Task objective
Your job is to return each record exactly, minus any pictures.

Data records

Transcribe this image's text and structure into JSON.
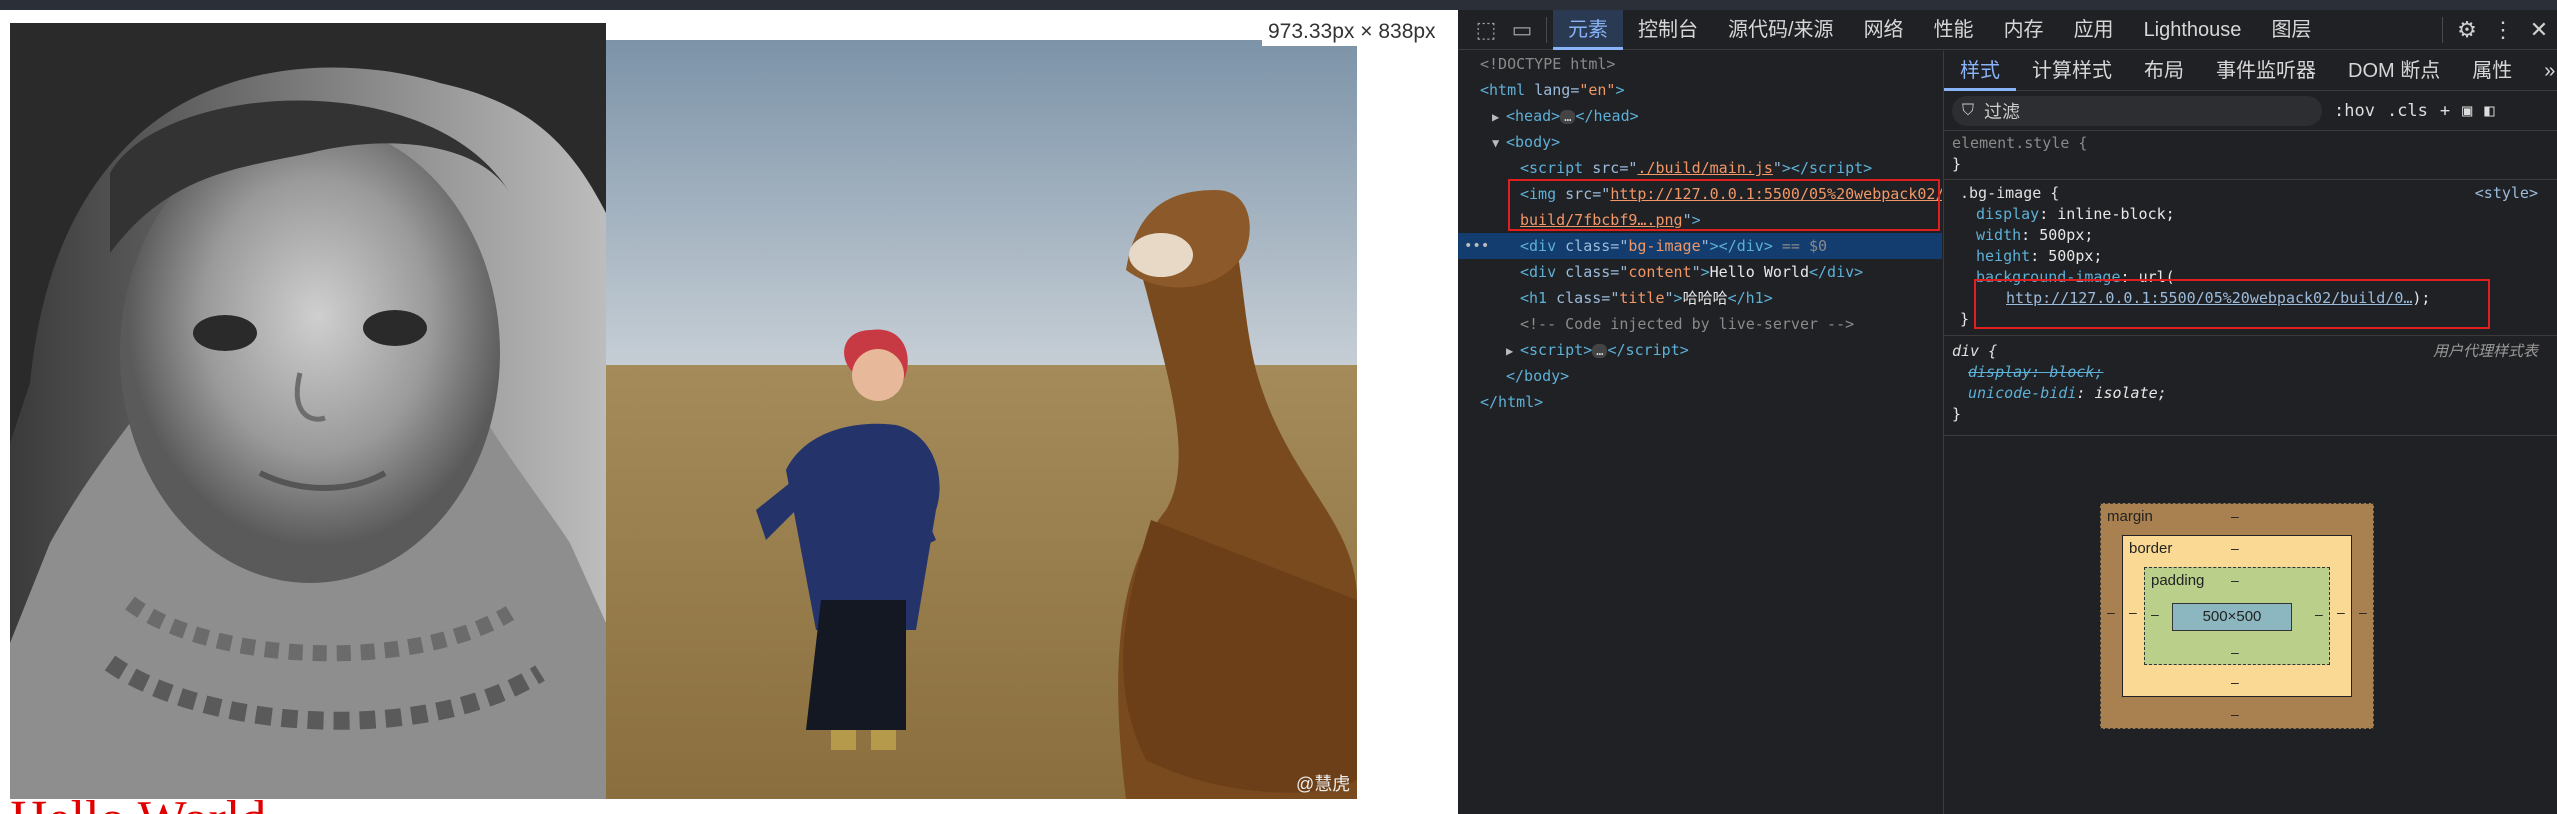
{
  "page": {
    "size_tooltip": "973.33px × 838px",
    "hello_text": "Hello World",
    "watermark": "@慧虎"
  },
  "devtools": {
    "tabs": [
      "元素",
      "控制台",
      "源代码/来源",
      "网络",
      "性能",
      "内存",
      "应用",
      "Lighthouse",
      "图层"
    ],
    "active_tab": "元素",
    "dom": {
      "doctype": "<!DOCTYPE html>",
      "html_open_tag": "html",
      "html_lang_attr": "lang",
      "html_lang_val": "\"en\"",
      "head_tag": "head",
      "body_tag": "body",
      "script_src_attr": "src",
      "script_src_val": "./build/main.js",
      "img_src_line1": "http://127.0.0.1:5500/05%20webpack02/",
      "img_src_line2": "build/7fbcbf9….png",
      "div_bg_class": "bg-image",
      "selected_marker": "== $0",
      "div_content_class": "content",
      "div_content_text": "Hello World",
      "h1_class": "title",
      "h1_text": "哈哈哈",
      "comment": "<!-- Code injected by live-server -->",
      "script_tag": "script",
      "body_close": "</body>",
      "html_close": "</html>"
    },
    "styles": {
      "tabs": [
        "样式",
        "计算样式",
        "布局",
        "事件监听器",
        "DOM 断点",
        "属性"
      ],
      "active_tab": "样式",
      "filter_placeholder": "过滤",
      "hov": ":hov",
      "cls": ".cls",
      "element_style": "element.style {",
      "rule_selector": ".bg-image {",
      "rule_source": "<style>",
      "props": [
        {
          "name": "display",
          "value": "inline-block;"
        },
        {
          "name": "width",
          "value": "500px;"
        },
        {
          "name": "height",
          "value": "500px;"
        }
      ],
      "bg_prop": "background-image",
      "bg_url_fn": "url(",
      "bg_url": "http://127.0.0.1:5500/05%20webpack02/build/0…",
      "bg_url_end": ");",
      "close_brace": "}",
      "ua_selector": "div {",
      "ua_source": "用户代理样式表",
      "ua_props": [
        {
          "name": "display",
          "value": "block;",
          "struck": true
        },
        {
          "name": "unicode-bidi",
          "value": "isolate;",
          "struck": false
        }
      ]
    },
    "box_model": {
      "margin_label": "margin",
      "border_label": "border",
      "padding_label": "padding",
      "content": "500×500",
      "dash": "–"
    }
  },
  "colors": {
    "devtools_bg": "#202124",
    "accent": "#8ab4f8",
    "highlight_box": "#e02020",
    "hello_text": "#e00000",
    "margin": "#a9804f",
    "border": "#f9d993",
    "padding": "#b9cf8a",
    "content": "#8cb6c0"
  }
}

Your response
Transcribe this image's text and structure into JSON.
{
  "page": {
    "size_tooltip": "973.33px × 838px",
    "hello_text": "Hello World",
    "watermark": "@慧虎"
  },
  "devtools": {
    "tabs": [
      "元素",
      "控制台",
      "源代码/来源",
      "网络",
      "性能",
      "内存",
      "应用",
      "Lighthouse",
      "图层"
    ],
    "active_tab": "元素",
    "dom": {
      "doctype": "<!DOCTYPE html>",
      "html_open_tag": "html",
      "html_lang_attr": "lang",
      "html_lang_val": "\"en\"",
      "head_tag": "head",
      "body_tag": "body",
      "script_src_attr": "src",
      "script_src_val": "./build/main.js",
      "img_src_line1": "http://127.0.0.1:5500/05%20webpack02/",
      "img_src_line2": "build/7fbcbf9….png",
      "div_bg_class": "bg-image",
      "selected_marker": "== $0",
      "div_content_class": "content",
      "div_content_text": "Hello World",
      "h1_class": "title",
      "h1_text": "哈哈哈",
      "comment": "<!-- Code injected by live-server -->",
      "script_tag": "script",
      "body_close": "</body>",
      "html_close": "</html>"
    },
    "styles": {
      "tabs": [
        "样式",
        "计算样式",
        "布局",
        "事件监听器",
        "DOM 断点",
        "属性"
      ],
      "active_tab": "样式",
      "filter_placeholder": "过滤",
      "hov": ":hov",
      "cls": ".cls",
      "element_style": "element.style {",
      "rule_selector": ".bg-image {",
      "rule_source": "<style>",
      "props": [
        {
          "name": "display",
          "value": "inline-block;"
        },
        {
          "name": "width",
          "value": "500px;"
        },
        {
          "name": "height",
          "value": "500px;"
        }
      ],
      "bg_prop": "background-image",
      "bg_url_fn": "url(",
      "bg_url": "http://127.0.0.1:5500/05%20webpack02/build/0…",
      "bg_url_end": ");",
      "close_brace": "}",
      "ua_selector": "div {",
      "ua_source": "用户代理样式表",
      "ua_props": [
        {
          "name": "display",
          "value": "block;",
          "struck": true
        },
        {
          "name": "unicode-bidi",
          "value": "isolate;",
          "struck": false
        }
      ]
    },
    "box_model": {
      "margin_label": "margin",
      "border_label": "border",
      "padding_label": "padding",
      "content": "500×500",
      "dash": "–"
    }
  },
  "colors": {
    "devtools_bg": "#202124",
    "accent": "#8ab4f8",
    "highlight_box": "#e02020",
    "hello_text": "#e00000",
    "margin": "#a9804f",
    "border": "#f9d993",
    "padding": "#b9cf8a",
    "content": "#8cb6c0"
  }
}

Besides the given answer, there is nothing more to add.